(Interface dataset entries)

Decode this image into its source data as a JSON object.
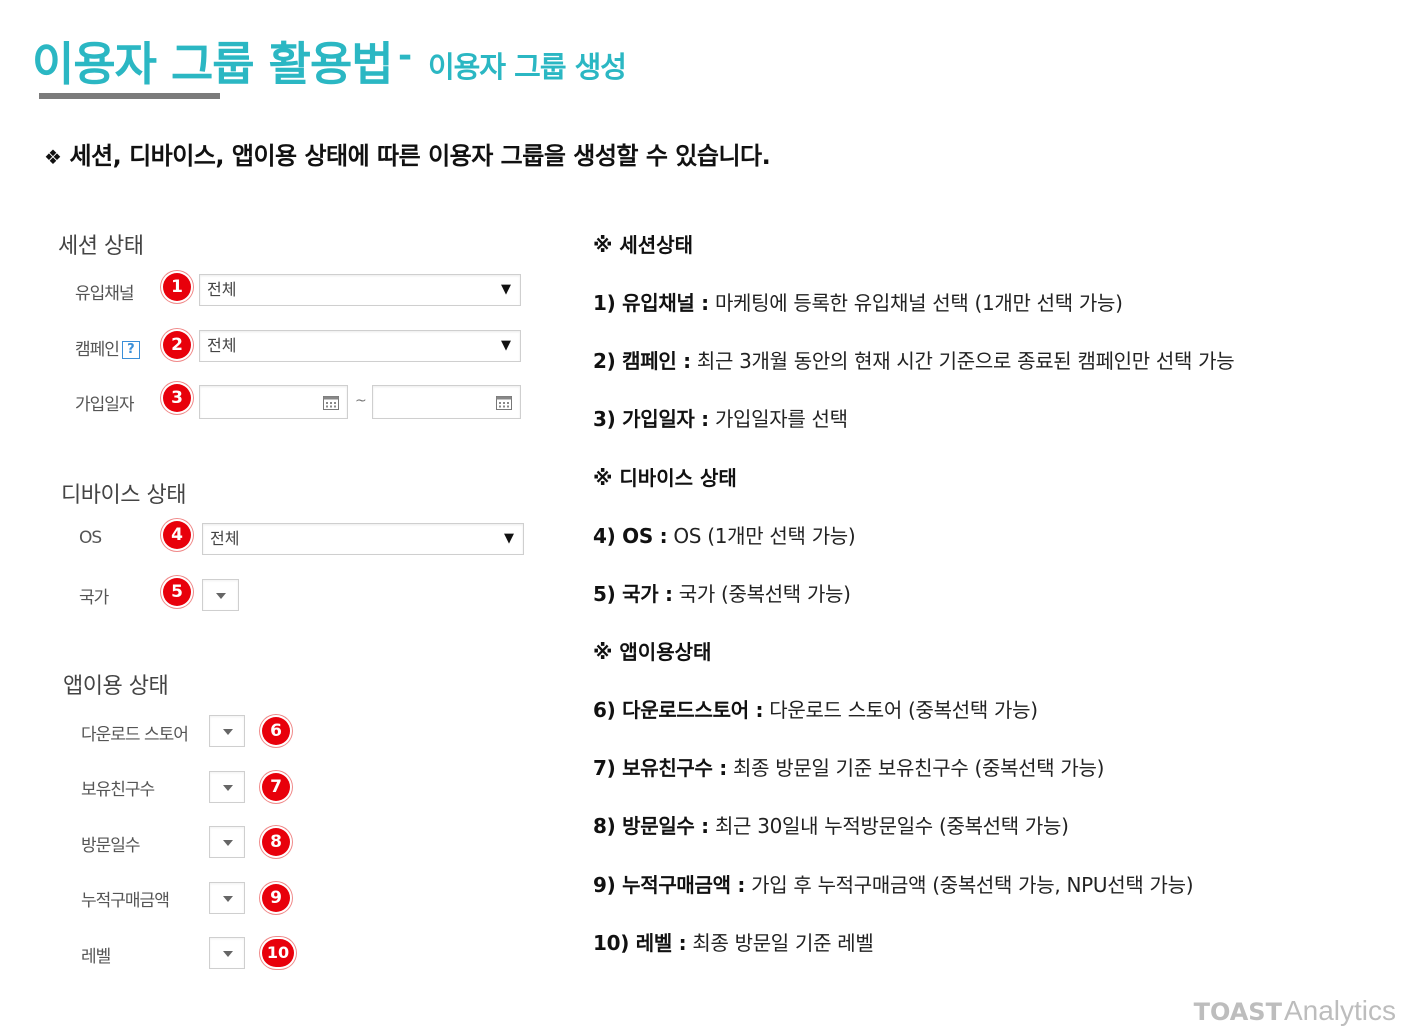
{
  "header": {
    "title": "이용자 그룹 활용법",
    "separator": "-",
    "subtitle": "이용자 그룹 생성"
  },
  "intro": {
    "bullet": "❖",
    "text": "세션, 디바이스, 앱이용 상태에 따른 이용자 그룹을 생성할 수 있습니다."
  },
  "form": {
    "session": {
      "title": "세션 상태",
      "inflow_label": "유입채널",
      "inflow_value": "전체",
      "campaign_label": "캠페인",
      "campaign_help": "?",
      "campaign_value": "전체",
      "join_date_label": "가입일자",
      "date_separator": "~"
    },
    "device": {
      "title": "디바이스 상태",
      "os_label": "OS",
      "os_value": "전체",
      "country_label": "국가"
    },
    "app": {
      "title": "앱이용 상태",
      "download_store_label": "다운로드 스토어",
      "friends_label": "보유친구수",
      "visit_days_label": "방문일수",
      "purchase_label": "누적구매금액",
      "level_label": "레벨"
    },
    "badges": [
      "1",
      "2",
      "3",
      "4",
      "5",
      "6",
      "7",
      "8",
      "9",
      "10"
    ]
  },
  "descriptions": {
    "session_head": "※ 세션상태",
    "item1_key": "1) 유입채널 :",
    "item1_text": " 마케팅에 등록한 유입채널 선택 (1개만 선택 가능)",
    "item2_key": "2) 캠페인 :",
    "item2_text": " 최근 3개월 동안의 현재 시간 기준으로 종료된 캠페인만 선택 가능",
    "item3_key": "3) 가입일자 :",
    "item3_text": " 가입일자를 선택",
    "device_head": "※ 디바이스 상태",
    "item4_key": "4) OS :",
    "item4_text": " OS (1개만 선택 가능)",
    "item5_key": "5) 국가 :",
    "item5_text": " 국가 (중복선택 가능)",
    "app_head": "※ 앱이용상태",
    "item6_key": "6) 다운로드스토어 :",
    "item6_text": " 다운로드 스토어 (중복선택 가능)",
    "item7_key": "7) 보유친구수 :",
    "item7_text": " 최종 방문일 기준 보유친구수 (중복선택 가능)",
    "item8_key": "8) 방문일수 :",
    "item8_text": " 최근 30일내 누적방문일수 (중복선택 가능)",
    "item9_key": "9) 누적구매금액 :",
    "item9_text": " 가입 후 누적구매금액 (중복선택 가능, NPU선택 가능)",
    "item10_key": "10) 레벨 :",
    "item10_text": " 최종 방문일 기준 레벨"
  },
  "footer": {
    "logo_toast": "TOAST",
    "logo_analytics": "Analytics"
  },
  "colors": {
    "accent": "#2bb7c3",
    "badge": "#e8000b",
    "underline": "#7b7b7b"
  }
}
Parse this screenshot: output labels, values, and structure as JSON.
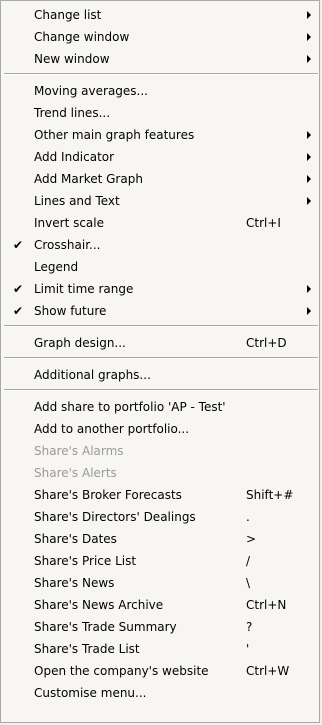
{
  "menu": {
    "groups": [
      [
        {
          "label": "Change list",
          "shortcut": "",
          "submenu": true,
          "checked": false,
          "disabled": false
        },
        {
          "label": "Change window",
          "shortcut": "",
          "submenu": true,
          "checked": false,
          "disabled": false
        },
        {
          "label": "New window",
          "shortcut": "",
          "submenu": true,
          "checked": false,
          "disabled": false
        }
      ],
      [
        {
          "label": "Moving averages...",
          "shortcut": "",
          "submenu": false,
          "checked": false,
          "disabled": false
        },
        {
          "label": "Trend lines...",
          "shortcut": "",
          "submenu": false,
          "checked": false,
          "disabled": false
        },
        {
          "label": "Other main graph features",
          "shortcut": "",
          "submenu": true,
          "checked": false,
          "disabled": false
        },
        {
          "label": "Add Indicator",
          "shortcut": "",
          "submenu": true,
          "checked": false,
          "disabled": false
        },
        {
          "label": "Add Market Graph",
          "shortcut": "",
          "submenu": true,
          "checked": false,
          "disabled": false
        },
        {
          "label": "Lines and Text",
          "shortcut": "",
          "submenu": true,
          "checked": false,
          "disabled": false
        },
        {
          "label": "Invert scale",
          "shortcut": "Ctrl+I",
          "submenu": false,
          "checked": false,
          "disabled": false
        },
        {
          "label": "Crosshair...",
          "shortcut": "",
          "submenu": false,
          "checked": true,
          "disabled": false
        },
        {
          "label": "Legend",
          "shortcut": "",
          "submenu": false,
          "checked": false,
          "disabled": false
        },
        {
          "label": "Limit time range",
          "shortcut": "",
          "submenu": true,
          "checked": true,
          "disabled": false
        },
        {
          "label": "Show future",
          "shortcut": "",
          "submenu": true,
          "checked": true,
          "disabled": false
        }
      ],
      [
        {
          "label": "Graph design...",
          "shortcut": "Ctrl+D",
          "submenu": false,
          "checked": false,
          "disabled": false
        }
      ],
      [
        {
          "label": "Additional graphs...",
          "shortcut": "",
          "submenu": false,
          "checked": false,
          "disabled": false
        }
      ],
      [
        {
          "label": "Add share to portfolio 'AP - Test'",
          "shortcut": "",
          "submenu": false,
          "checked": false,
          "disabled": false
        },
        {
          "label": "Add to another portfolio...",
          "shortcut": "",
          "submenu": false,
          "checked": false,
          "disabled": false
        },
        {
          "label": "Share's Alarms",
          "shortcut": "",
          "submenu": false,
          "checked": false,
          "disabled": true
        },
        {
          "label": "Share's Alerts",
          "shortcut": "",
          "submenu": false,
          "checked": false,
          "disabled": true
        },
        {
          "label": "Share's Broker Forecasts",
          "shortcut": "Shift+#",
          "submenu": false,
          "checked": false,
          "disabled": false
        },
        {
          "label": "Share's Directors' Dealings",
          "shortcut": ".",
          "submenu": false,
          "checked": false,
          "disabled": false
        },
        {
          "label": "Share's Dates",
          "shortcut": ">",
          "submenu": false,
          "checked": false,
          "disabled": false
        },
        {
          "label": "Share's Price List",
          "shortcut": "/",
          "submenu": false,
          "checked": false,
          "disabled": false
        },
        {
          "label": "Share's News",
          "shortcut": "\\",
          "submenu": false,
          "checked": false,
          "disabled": false
        },
        {
          "label": "Share's News Archive",
          "shortcut": "Ctrl+N",
          "submenu": false,
          "checked": false,
          "disabled": false
        },
        {
          "label": "Share's Trade Summary",
          "shortcut": "?",
          "submenu": false,
          "checked": false,
          "disabled": false
        },
        {
          "label": "Share's Trade List",
          "shortcut": "'",
          "submenu": false,
          "checked": false,
          "disabled": false
        },
        {
          "label": "Open the company's website",
          "shortcut": "Ctrl+W",
          "submenu": false,
          "checked": false,
          "disabled": false
        },
        {
          "label": "Customise menu...",
          "shortcut": "",
          "submenu": false,
          "checked": false,
          "disabled": false
        }
      ]
    ],
    "check_glyph": "✔",
    "colors": {
      "background": "#f7f6f2",
      "text": "#000000",
      "disabled_text": "#9a9a96",
      "separator": "#a8a8a4"
    }
  }
}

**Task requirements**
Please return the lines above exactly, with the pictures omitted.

**Task result**
Decode this image into its source data as a JSON object.
{
  "header": {
    "title": "이용자 그룹 활용법",
    "separator": "-",
    "subtitle": "이용자 그룹 생성"
  },
  "intro": {
    "bullet": "❖",
    "text": "세션, 디바이스, 앱이용 상태에 따른 이용자 그룹을 생성할 수 있습니다."
  },
  "form": {
    "session": {
      "title": "세션 상태",
      "inflow_label": "유입채널",
      "inflow_value": "전체",
      "campaign_label": "캠페인",
      "campaign_help": "?",
      "campaign_value": "전체",
      "join_date_label": "가입일자",
      "date_separator": "~"
    },
    "device": {
      "title": "디바이스 상태",
      "os_label": "OS",
      "os_value": "전체",
      "country_label": "국가"
    },
    "app": {
      "title": "앱이용 상태",
      "download_store_label": "다운로드 스토어",
      "friends_label": "보유친구수",
      "visit_days_label": "방문일수",
      "purchase_label": "누적구매금액",
      "level_label": "레벨"
    },
    "badges": [
      "1",
      "2",
      "3",
      "4",
      "5",
      "6",
      "7",
      "8",
      "9",
      "10"
    ]
  },
  "descriptions": {
    "session_head": "※ 세션상태",
    "item1_key": "1) 유입채널 :",
    "item1_text": " 마케팅에 등록한 유입채널 선택 (1개만 선택 가능)",
    "item2_key": "2) 캠페인 :",
    "item2_text": " 최근 3개월 동안의 현재 시간 기준으로 종료된 캠페인만 선택 가능",
    "item3_key": "3) 가입일자 :",
    "item3_text": " 가입일자를 선택",
    "device_head": "※ 디바이스 상태",
    "item4_key": "4) OS :",
    "item4_text": " OS (1개만 선택 가능)",
    "item5_key": "5) 국가 :",
    "item5_text": " 국가 (중복선택 가능)",
    "app_head": "※ 앱이용상태",
    "item6_key": "6) 다운로드스토어 :",
    "item6_text": " 다운로드 스토어 (중복선택 가능)",
    "item7_key": "7) 보유친구수 :",
    "item7_text": " 최종 방문일 기준 보유친구수 (중복선택 가능)",
    "item8_key": "8) 방문일수 :",
    "item8_text": " 최근 30일내 누적방문일수 (중복선택 가능)",
    "item9_key": "9) 누적구매금액 :",
    "item9_text": " 가입 후 누적구매금액 (중복선택 가능, NPU선택 가능)",
    "item10_key": "10) 레벨 :",
    "item10_text": " 최종 방문일 기준 레벨"
  },
  "footer": {
    "logo_toast": "TOAST",
    "logo_analytics": "Analytics"
  },
  "colors": {
    "accent": "#2bb7c3",
    "badge": "#e8000b",
    "underline": "#7b7b7b"
  }
}
Parse this screenshot: output labels, values, and structure as JSON.
{
  "menu": {
    "groups": [
      [
        {
          "label": "Change list",
          "shortcut": "",
          "submenu": true,
          "checked": false,
          "disabled": false
        },
        {
          "label": "Change window",
          "shortcut": "",
          "submenu": true,
          "checked": false,
          "disabled": false
        },
        {
          "label": "New window",
          "shortcut": "",
          "submenu": true,
          "checked": false,
          "disabled": false
        }
      ],
      [
        {
          "label": "Moving averages...",
          "shortcut": "",
          "submenu": false,
          "checked": false,
          "disabled": false
        },
        {
          "label": "Trend lines...",
          "shortcut": "",
          "submenu": false,
          "checked": false,
          "disabled": false
        },
        {
          "label": "Other main graph features",
          "shortcut": "",
          "submenu": true,
          "checked": false,
          "disabled": false
        },
        {
          "label": "Add Indicator",
          "shortcut": "",
          "submenu": true,
          "checked": false,
          "disabled": false
        },
        {
          "label": "Add Market Graph",
          "shortcut": "",
          "submenu": true,
          "checked": false,
          "disabled": false
        },
        {
          "label": "Lines and Text",
          "shortcut": "",
          "submenu": true,
          "checked": false,
          "disabled": false
        },
        {
          "label": "Invert scale",
          "shortcut": "Ctrl+I",
          "submenu": false,
          "checked": false,
          "disabled": false
        },
        {
          "label": "Crosshair...",
          "shortcut": "",
          "submenu": false,
          "checked": true,
          "disabled": false
        },
        {
          "label": "Legend",
          "shortcut": "",
          "submenu": false,
          "checked": false,
          "disabled": false
        },
        {
          "label": "Limit time range",
          "shortcut": "",
          "submenu": true,
          "checked": true,
          "disabled": false
        },
        {
          "label": "Show future",
          "shortcut": "",
          "submenu": true,
          "checked": true,
          "disabled": false
        }
      ],
      [
        {
          "label": "Graph design...",
          "shortcut": "Ctrl+D",
          "submenu": false,
          "checked": false,
          "disabled": false
        }
      ],
      [
        {
          "label": "Additional graphs...",
          "shortcut": "",
          "submenu": false,
          "checked": false,
          "disabled": false
        }
      ],
      [
        {
          "label": "Add share to portfolio 'AP - Test'",
          "shortcut": "",
          "submenu": false,
          "checked": false,
          "disabled": false
        },
        {
          "label": "Add to another portfolio...",
          "shortcut": "",
          "submenu": false,
          "checked": false,
          "disabled": false
        },
        {
          "label": "Share's Alarms",
          "shortcut": "",
          "submenu": false,
          "checked": false,
          "disabled": true
        },
        {
          "label": "Share's Alerts",
          "shortcut": "",
          "submenu": false,
          "checked": false,
          "disabled": true
        },
        {
          "label": "Share's Broker Forecasts",
          "shortcut": "Shift+#",
          "submenu": false,
          "checked": false,
          "disabled": false
        },
        {
          "label": "Share's Directors' Dealings",
          "shortcut": ".",
          "submenu": false,
          "checked": false,
          "disabled": false
        },
        {
          "label": "Share's Dates",
          "shortcut": ">",
          "submenu": false,
          "checked": false,
          "disabled": false
        },
        {
          "label": "Share's Price List",
          "shortcut": "/",
          "submenu": false,
          "checked": false,
          "disabled": false
        },
        {
          "label": "Share's News",
          "shortcut": "\\",
          "submenu": false,
          "checked": false,
          "disabled": false
        },
        {
          "label": "Share's News Archive",
          "shortcut": "Ctrl+N",
          "submenu": false,
          "checked": false,
          "disabled": false
        },
        {
          "label": "Share's Trade Summary",
          "shortcut": "?",
          "submenu": false,
          "checked": false,
          "disabled": false
        },
        {
          "label": "Share's Trade List",
          "shortcut": "'",
          "submenu": false,
          "checked": false,
          "disabled": false
        },
        {
          "label": "Open the company's website",
          "shortcut": "Ctrl+W",
          "submenu": false,
          "checked": false,
          "disabled": false
        },
        {
          "label": "Customise menu...",
          "shortcut": "",
          "submenu": false,
          "checked": false,
          "disabled": false
        }
      ]
    ],
    "check_glyph": "✔",
    "colors": {
      "background": "#f7f6f2",
      "text": "#000000",
      "disabled_text": "#9a9a96",
      "separator": "#a8a8a4"
    }
  }
}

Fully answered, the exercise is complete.